» **WHAT YOU SHOULD DO**:
Each entry is to be retyped without alteration, and no picture is to be included.

» **DATA EXTRACT**:
* * * * * * * * *
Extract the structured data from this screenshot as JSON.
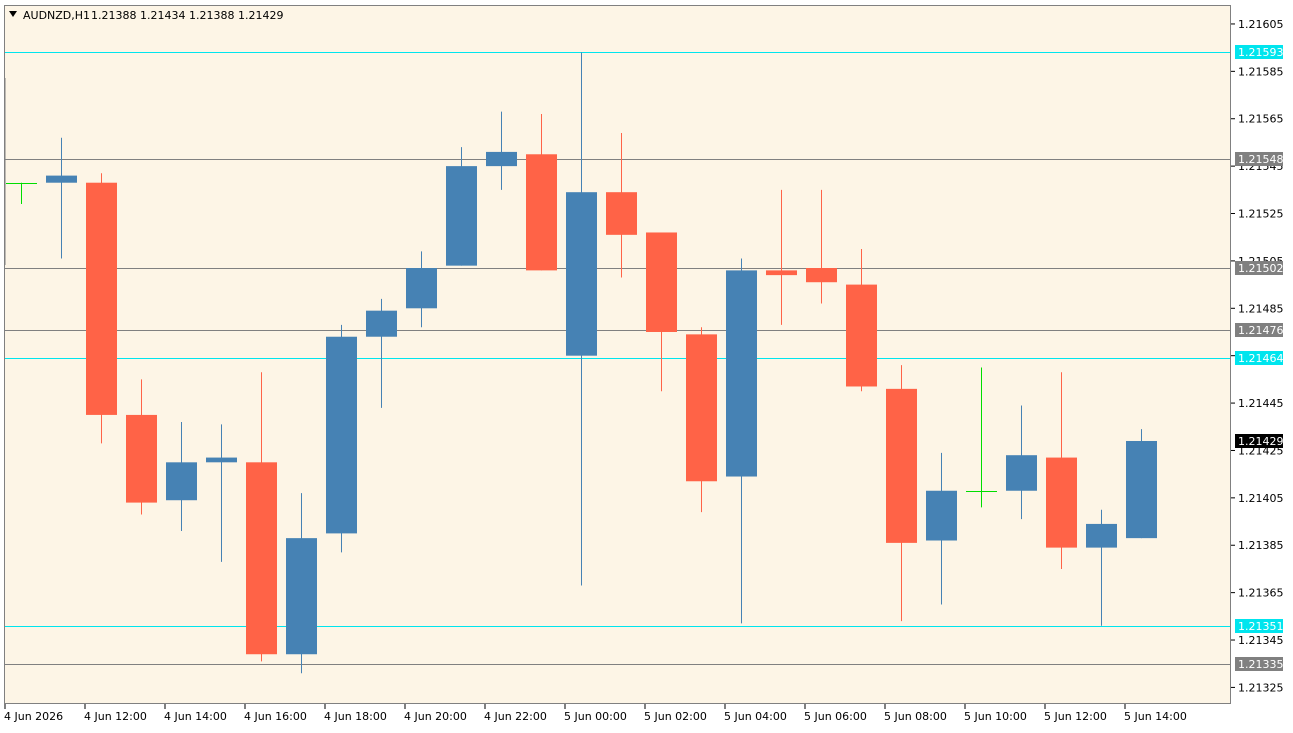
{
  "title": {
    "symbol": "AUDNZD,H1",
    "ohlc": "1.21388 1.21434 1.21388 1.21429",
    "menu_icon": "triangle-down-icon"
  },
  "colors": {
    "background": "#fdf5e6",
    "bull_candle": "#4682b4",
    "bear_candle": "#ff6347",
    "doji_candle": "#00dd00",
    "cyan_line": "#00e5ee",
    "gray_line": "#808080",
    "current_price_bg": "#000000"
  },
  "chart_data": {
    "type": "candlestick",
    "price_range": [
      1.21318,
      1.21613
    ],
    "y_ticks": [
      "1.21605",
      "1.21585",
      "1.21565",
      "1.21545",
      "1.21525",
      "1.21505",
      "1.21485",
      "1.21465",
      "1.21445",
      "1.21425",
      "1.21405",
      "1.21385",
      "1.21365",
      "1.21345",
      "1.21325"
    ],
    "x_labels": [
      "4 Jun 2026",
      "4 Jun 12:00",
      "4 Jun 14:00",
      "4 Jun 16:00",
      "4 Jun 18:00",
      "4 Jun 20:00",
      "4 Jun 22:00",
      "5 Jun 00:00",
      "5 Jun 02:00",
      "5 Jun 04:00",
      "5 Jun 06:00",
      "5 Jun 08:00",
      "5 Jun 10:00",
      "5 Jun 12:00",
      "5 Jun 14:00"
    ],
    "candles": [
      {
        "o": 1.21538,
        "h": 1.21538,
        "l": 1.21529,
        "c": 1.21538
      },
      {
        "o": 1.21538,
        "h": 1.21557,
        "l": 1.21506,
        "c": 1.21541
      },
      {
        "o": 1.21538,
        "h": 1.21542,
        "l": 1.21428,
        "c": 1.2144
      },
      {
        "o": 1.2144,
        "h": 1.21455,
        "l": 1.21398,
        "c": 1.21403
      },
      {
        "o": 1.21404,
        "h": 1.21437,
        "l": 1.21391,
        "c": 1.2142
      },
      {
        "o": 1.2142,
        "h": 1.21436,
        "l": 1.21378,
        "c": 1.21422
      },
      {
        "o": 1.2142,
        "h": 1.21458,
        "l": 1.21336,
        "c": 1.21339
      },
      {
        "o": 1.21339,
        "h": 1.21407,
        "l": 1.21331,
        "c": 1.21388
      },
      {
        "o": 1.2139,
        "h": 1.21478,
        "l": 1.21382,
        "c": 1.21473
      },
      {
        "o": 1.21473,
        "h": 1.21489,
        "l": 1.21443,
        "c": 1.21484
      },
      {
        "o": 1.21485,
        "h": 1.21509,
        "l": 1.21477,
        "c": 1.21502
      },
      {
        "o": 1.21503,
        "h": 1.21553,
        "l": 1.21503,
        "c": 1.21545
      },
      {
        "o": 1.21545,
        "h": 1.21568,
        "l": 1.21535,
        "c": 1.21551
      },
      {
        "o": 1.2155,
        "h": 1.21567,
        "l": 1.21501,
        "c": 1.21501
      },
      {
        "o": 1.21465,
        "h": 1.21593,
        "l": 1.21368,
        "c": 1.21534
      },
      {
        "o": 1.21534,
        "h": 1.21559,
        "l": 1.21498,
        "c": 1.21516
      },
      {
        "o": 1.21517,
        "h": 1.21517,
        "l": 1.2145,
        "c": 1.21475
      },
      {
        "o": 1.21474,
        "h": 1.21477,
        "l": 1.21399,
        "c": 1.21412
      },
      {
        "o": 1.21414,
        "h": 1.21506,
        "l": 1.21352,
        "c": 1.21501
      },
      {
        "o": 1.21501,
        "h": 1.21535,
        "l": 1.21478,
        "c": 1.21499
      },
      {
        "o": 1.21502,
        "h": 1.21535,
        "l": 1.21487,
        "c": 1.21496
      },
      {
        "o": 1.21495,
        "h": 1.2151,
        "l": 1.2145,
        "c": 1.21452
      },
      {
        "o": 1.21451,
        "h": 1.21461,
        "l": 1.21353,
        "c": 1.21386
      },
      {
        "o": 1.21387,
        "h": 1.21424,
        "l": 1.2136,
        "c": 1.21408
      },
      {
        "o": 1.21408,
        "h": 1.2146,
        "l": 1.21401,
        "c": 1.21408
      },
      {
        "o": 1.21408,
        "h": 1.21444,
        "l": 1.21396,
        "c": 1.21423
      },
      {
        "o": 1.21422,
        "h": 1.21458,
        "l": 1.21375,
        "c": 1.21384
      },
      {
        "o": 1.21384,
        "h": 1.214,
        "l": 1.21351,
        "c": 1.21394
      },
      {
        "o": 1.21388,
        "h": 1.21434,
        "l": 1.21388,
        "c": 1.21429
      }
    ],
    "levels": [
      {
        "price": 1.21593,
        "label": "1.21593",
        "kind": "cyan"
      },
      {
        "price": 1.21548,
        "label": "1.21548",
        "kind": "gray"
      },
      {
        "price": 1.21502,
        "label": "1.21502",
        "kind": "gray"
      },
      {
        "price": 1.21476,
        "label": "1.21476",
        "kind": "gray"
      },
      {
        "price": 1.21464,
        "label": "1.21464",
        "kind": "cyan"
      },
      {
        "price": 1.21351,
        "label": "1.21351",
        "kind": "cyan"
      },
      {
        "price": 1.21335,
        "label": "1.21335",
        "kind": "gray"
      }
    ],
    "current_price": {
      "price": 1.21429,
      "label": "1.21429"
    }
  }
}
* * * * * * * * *
» **TASK SOLUTION**:
Extract the structured data from this screenshot as JSON.
{
  "title": {
    "symbol": "AUDNZD,H1",
    "ohlc": "1.21388 1.21434 1.21388 1.21429",
    "menu_icon": "triangle-down-icon"
  },
  "colors": {
    "background": "#fdf5e6",
    "bull_candle": "#4682b4",
    "bear_candle": "#ff6347",
    "doji_candle": "#00dd00",
    "cyan_line": "#00e5ee",
    "gray_line": "#808080",
    "current_price_bg": "#000000"
  },
  "chart_data": {
    "type": "candlestick",
    "price_range": [
      1.21318,
      1.21613
    ],
    "y_ticks": [
      "1.21605",
      "1.21585",
      "1.21565",
      "1.21545",
      "1.21525",
      "1.21505",
      "1.21485",
      "1.21465",
      "1.21445",
      "1.21425",
      "1.21405",
      "1.21385",
      "1.21365",
      "1.21345",
      "1.21325"
    ],
    "x_labels": [
      "4 Jun 2026",
      "4 Jun 12:00",
      "4 Jun 14:00",
      "4 Jun 16:00",
      "4 Jun 18:00",
      "4 Jun 20:00",
      "4 Jun 22:00",
      "5 Jun 00:00",
      "5 Jun 02:00",
      "5 Jun 04:00",
      "5 Jun 06:00",
      "5 Jun 08:00",
      "5 Jun 10:00",
      "5 Jun 12:00",
      "5 Jun 14:00"
    ],
    "candles": [
      {
        "o": 1.21538,
        "h": 1.21538,
        "l": 1.21529,
        "c": 1.21538
      },
      {
        "o": 1.21538,
        "h": 1.21557,
        "l": 1.21506,
        "c": 1.21541
      },
      {
        "o": 1.21538,
        "h": 1.21542,
        "l": 1.21428,
        "c": 1.2144
      },
      {
        "o": 1.2144,
        "h": 1.21455,
        "l": 1.21398,
        "c": 1.21403
      },
      {
        "o": 1.21404,
        "h": 1.21437,
        "l": 1.21391,
        "c": 1.2142
      },
      {
        "o": 1.2142,
        "h": 1.21436,
        "l": 1.21378,
        "c": 1.21422
      },
      {
        "o": 1.2142,
        "h": 1.21458,
        "l": 1.21336,
        "c": 1.21339
      },
      {
        "o": 1.21339,
        "h": 1.21407,
        "l": 1.21331,
        "c": 1.21388
      },
      {
        "o": 1.2139,
        "h": 1.21478,
        "l": 1.21382,
        "c": 1.21473
      },
      {
        "o": 1.21473,
        "h": 1.21489,
        "l": 1.21443,
        "c": 1.21484
      },
      {
        "o": 1.21485,
        "h": 1.21509,
        "l": 1.21477,
        "c": 1.21502
      },
      {
        "o": 1.21503,
        "h": 1.21553,
        "l": 1.21503,
        "c": 1.21545
      },
      {
        "o": 1.21545,
        "h": 1.21568,
        "l": 1.21535,
        "c": 1.21551
      },
      {
        "o": 1.2155,
        "h": 1.21567,
        "l": 1.21501,
        "c": 1.21501
      },
      {
        "o": 1.21465,
        "h": 1.21593,
        "l": 1.21368,
        "c": 1.21534
      },
      {
        "o": 1.21534,
        "h": 1.21559,
        "l": 1.21498,
        "c": 1.21516
      },
      {
        "o": 1.21517,
        "h": 1.21517,
        "l": 1.2145,
        "c": 1.21475
      },
      {
        "o": 1.21474,
        "h": 1.21477,
        "l": 1.21399,
        "c": 1.21412
      },
      {
        "o": 1.21414,
        "h": 1.21506,
        "l": 1.21352,
        "c": 1.21501
      },
      {
        "o": 1.21501,
        "h": 1.21535,
        "l": 1.21478,
        "c": 1.21499
      },
      {
        "o": 1.21502,
        "h": 1.21535,
        "l": 1.21487,
        "c": 1.21496
      },
      {
        "o": 1.21495,
        "h": 1.2151,
        "l": 1.2145,
        "c": 1.21452
      },
      {
        "o": 1.21451,
        "h": 1.21461,
        "l": 1.21353,
        "c": 1.21386
      },
      {
        "o": 1.21387,
        "h": 1.21424,
        "l": 1.2136,
        "c": 1.21408
      },
      {
        "o": 1.21408,
        "h": 1.2146,
        "l": 1.21401,
        "c": 1.21408
      },
      {
        "o": 1.21408,
        "h": 1.21444,
        "l": 1.21396,
        "c": 1.21423
      },
      {
        "o": 1.21422,
        "h": 1.21458,
        "l": 1.21375,
        "c": 1.21384
      },
      {
        "o": 1.21384,
        "h": 1.214,
        "l": 1.21351,
        "c": 1.21394
      },
      {
        "o": 1.21388,
        "h": 1.21434,
        "l": 1.21388,
        "c": 1.21429
      }
    ],
    "levels": [
      {
        "price": 1.21593,
        "label": "1.21593",
        "kind": "cyan"
      },
      {
        "price": 1.21548,
        "label": "1.21548",
        "kind": "gray"
      },
      {
        "price": 1.21502,
        "label": "1.21502",
        "kind": "gray"
      },
      {
        "price": 1.21476,
        "label": "1.21476",
        "kind": "gray"
      },
      {
        "price": 1.21464,
        "label": "1.21464",
        "kind": "cyan"
      },
      {
        "price": 1.21351,
        "label": "1.21351",
        "kind": "cyan"
      },
      {
        "price": 1.21335,
        "label": "1.21335",
        "kind": "gray"
      }
    ],
    "current_price": {
      "price": 1.21429,
      "label": "1.21429"
    }
  }
}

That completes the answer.